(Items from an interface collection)
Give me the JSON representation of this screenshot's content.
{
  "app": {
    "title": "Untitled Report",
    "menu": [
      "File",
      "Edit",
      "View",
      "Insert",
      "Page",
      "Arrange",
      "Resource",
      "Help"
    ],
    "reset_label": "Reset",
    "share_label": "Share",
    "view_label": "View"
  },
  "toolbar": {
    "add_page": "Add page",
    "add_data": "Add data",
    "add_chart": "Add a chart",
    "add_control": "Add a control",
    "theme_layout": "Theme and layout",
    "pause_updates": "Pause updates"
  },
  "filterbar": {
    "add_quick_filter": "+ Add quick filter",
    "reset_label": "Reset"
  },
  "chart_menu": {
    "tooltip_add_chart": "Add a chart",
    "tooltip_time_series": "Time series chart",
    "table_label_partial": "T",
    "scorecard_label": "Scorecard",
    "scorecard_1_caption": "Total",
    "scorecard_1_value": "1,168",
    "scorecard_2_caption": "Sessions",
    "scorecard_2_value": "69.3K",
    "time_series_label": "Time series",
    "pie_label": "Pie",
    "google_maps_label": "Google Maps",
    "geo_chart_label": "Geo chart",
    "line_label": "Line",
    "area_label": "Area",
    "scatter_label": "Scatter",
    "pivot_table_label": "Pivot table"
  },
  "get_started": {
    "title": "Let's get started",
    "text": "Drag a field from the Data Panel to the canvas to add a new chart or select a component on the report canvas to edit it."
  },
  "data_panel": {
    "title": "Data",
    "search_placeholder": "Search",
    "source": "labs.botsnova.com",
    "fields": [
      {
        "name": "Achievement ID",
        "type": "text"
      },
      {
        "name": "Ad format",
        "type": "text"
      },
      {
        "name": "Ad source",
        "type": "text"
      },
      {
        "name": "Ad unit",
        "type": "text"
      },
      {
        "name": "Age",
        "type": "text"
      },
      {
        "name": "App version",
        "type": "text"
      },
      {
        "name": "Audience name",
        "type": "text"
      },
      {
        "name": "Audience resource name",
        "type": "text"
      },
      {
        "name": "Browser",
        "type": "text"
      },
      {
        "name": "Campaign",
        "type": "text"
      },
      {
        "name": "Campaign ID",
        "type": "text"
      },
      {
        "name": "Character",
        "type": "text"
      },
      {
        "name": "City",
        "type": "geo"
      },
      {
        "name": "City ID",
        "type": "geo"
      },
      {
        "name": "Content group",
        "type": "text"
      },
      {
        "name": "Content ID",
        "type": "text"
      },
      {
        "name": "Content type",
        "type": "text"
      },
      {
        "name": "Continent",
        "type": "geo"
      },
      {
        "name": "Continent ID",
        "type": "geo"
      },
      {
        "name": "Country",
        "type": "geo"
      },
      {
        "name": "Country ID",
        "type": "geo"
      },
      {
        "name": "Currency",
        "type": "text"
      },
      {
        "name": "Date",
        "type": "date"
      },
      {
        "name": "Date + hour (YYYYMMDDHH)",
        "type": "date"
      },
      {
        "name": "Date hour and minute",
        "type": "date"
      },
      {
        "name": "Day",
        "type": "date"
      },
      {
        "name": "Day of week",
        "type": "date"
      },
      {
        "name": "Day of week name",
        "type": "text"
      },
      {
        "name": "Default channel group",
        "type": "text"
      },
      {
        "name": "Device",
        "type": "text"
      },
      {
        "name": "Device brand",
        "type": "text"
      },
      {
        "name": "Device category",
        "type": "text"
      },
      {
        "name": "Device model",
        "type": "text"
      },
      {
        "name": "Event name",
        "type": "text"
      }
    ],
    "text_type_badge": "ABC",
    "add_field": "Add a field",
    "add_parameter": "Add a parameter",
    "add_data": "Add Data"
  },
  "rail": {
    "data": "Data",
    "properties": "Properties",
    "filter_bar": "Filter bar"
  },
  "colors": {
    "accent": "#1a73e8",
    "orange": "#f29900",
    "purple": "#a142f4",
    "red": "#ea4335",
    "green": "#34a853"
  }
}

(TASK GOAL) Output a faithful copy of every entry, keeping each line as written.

(ANSWER AREA)
Give me the JSON representation of this screenshot's content.
{
  "app": {
    "title": "Untitled Report",
    "menu": [
      "File",
      "Edit",
      "View",
      "Insert",
      "Page",
      "Arrange",
      "Resource",
      "Help"
    ],
    "reset_label": "Reset",
    "share_label": "Share",
    "view_label": "View"
  },
  "toolbar": {
    "add_page": "Add page",
    "add_data": "Add data",
    "add_chart": "Add a chart",
    "add_control": "Add a control",
    "theme_layout": "Theme and layout",
    "pause_updates": "Pause updates"
  },
  "filterbar": {
    "add_quick_filter": "+ Add quick filter",
    "reset_label": "Reset"
  },
  "chart_menu": {
    "tooltip_add_chart": "Add a chart",
    "tooltip_time_series": "Time series chart",
    "table_label_partial": "T",
    "scorecard_label": "Scorecard",
    "scorecard_1_caption": "Total",
    "scorecard_1_value": "1,168",
    "scorecard_2_caption": "Sessions",
    "scorecard_2_value": "69.3K",
    "time_series_label": "Time series",
    "pie_label": "Pie",
    "google_maps_label": "Google Maps",
    "geo_chart_label": "Geo chart",
    "line_label": "Line",
    "area_label": "Area",
    "scatter_label": "Scatter",
    "pivot_table_label": "Pivot table"
  },
  "get_started": {
    "title": "Let's get started",
    "text": "Drag a field from the Data Panel to the canvas to add a new chart or select a component on the report canvas to edit it."
  },
  "data_panel": {
    "title": "Data",
    "search_placeholder": "Search",
    "source": "labs.botsnova.com",
    "fields": [
      {
        "name": "Achievement ID",
        "type": "text"
      },
      {
        "name": "Ad format",
        "type": "text"
      },
      {
        "name": "Ad source",
        "type": "text"
      },
      {
        "name": "Ad unit",
        "type": "text"
      },
      {
        "name": "Age",
        "type": "text"
      },
      {
        "name": "App version",
        "type": "text"
      },
      {
        "name": "Audience name",
        "type": "text"
      },
      {
        "name": "Audience resource name",
        "type": "text"
      },
      {
        "name": "Browser",
        "type": "text"
      },
      {
        "name": "Campaign",
        "type": "text"
      },
      {
        "name": "Campaign ID",
        "type": "text"
      },
      {
        "name": "Character",
        "type": "text"
      },
      {
        "name": "City",
        "type": "geo"
      },
      {
        "name": "City ID",
        "type": "geo"
      },
      {
        "name": "Content group",
        "type": "text"
      },
      {
        "name": "Content ID",
        "type": "text"
      },
      {
        "name": "Content type",
        "type": "text"
      },
      {
        "name": "Continent",
        "type": "geo"
      },
      {
        "name": "Continent ID",
        "type": "geo"
      },
      {
        "name": "Country",
        "type": "geo"
      },
      {
        "name": "Country ID",
        "type": "geo"
      },
      {
        "name": "Currency",
        "type": "text"
      },
      {
        "name": "Date",
        "type": "date"
      },
      {
        "name": "Date + hour (YYYYMMDDHH)",
        "type": "date"
      },
      {
        "name": "Date hour and minute",
        "type": "date"
      },
      {
        "name": "Day",
        "type": "date"
      },
      {
        "name": "Day of week",
        "type": "date"
      },
      {
        "name": "Day of week name",
        "type": "text"
      },
      {
        "name": "Default channel group",
        "type": "text"
      },
      {
        "name": "Device",
        "type": "text"
      },
      {
        "name": "Device brand",
        "type": "text"
      },
      {
        "name": "Device category",
        "type": "text"
      },
      {
        "name": "Device model",
        "type": "text"
      },
      {
        "name": "Event name",
        "type": "text"
      }
    ],
    "text_type_badge": "ABC",
    "add_field": "Add a field",
    "add_parameter": "Add a parameter",
    "add_data": "Add Data"
  },
  "rail": {
    "data": "Data",
    "properties": "Properties",
    "filter_bar": "Filter bar"
  },
  "colors": {
    "accent": "#1a73e8",
    "orange": "#f29900",
    "purple": "#a142f4",
    "red": "#ea4335",
    "green": "#34a853"
  }
}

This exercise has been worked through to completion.